*EXERCISE INSTRUCTIONS*. Could you write out all of the data again, word for word?

*WORKING DATA*.

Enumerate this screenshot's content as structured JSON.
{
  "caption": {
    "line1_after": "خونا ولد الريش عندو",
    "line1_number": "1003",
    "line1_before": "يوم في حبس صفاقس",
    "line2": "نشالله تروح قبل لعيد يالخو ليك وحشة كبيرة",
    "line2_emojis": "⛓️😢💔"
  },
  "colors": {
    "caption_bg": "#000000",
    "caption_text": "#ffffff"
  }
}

*WRITTEN SOLUTION*.
Enumerate this screenshot's content as structured JSON.
{
  "caption": {
    "line1_after": "خونا ولد الريش عندو",
    "line1_number": "1003",
    "line1_before": "يوم في حبس صفاقس",
    "line2": "نشالله تروح قبل لعيد يالخو ليك وحشة كبيرة",
    "line2_emojis": "⛓️😢💔"
  },
  "colors": {
    "caption_bg": "#000000",
    "caption_text": "#ffffff"
  }
}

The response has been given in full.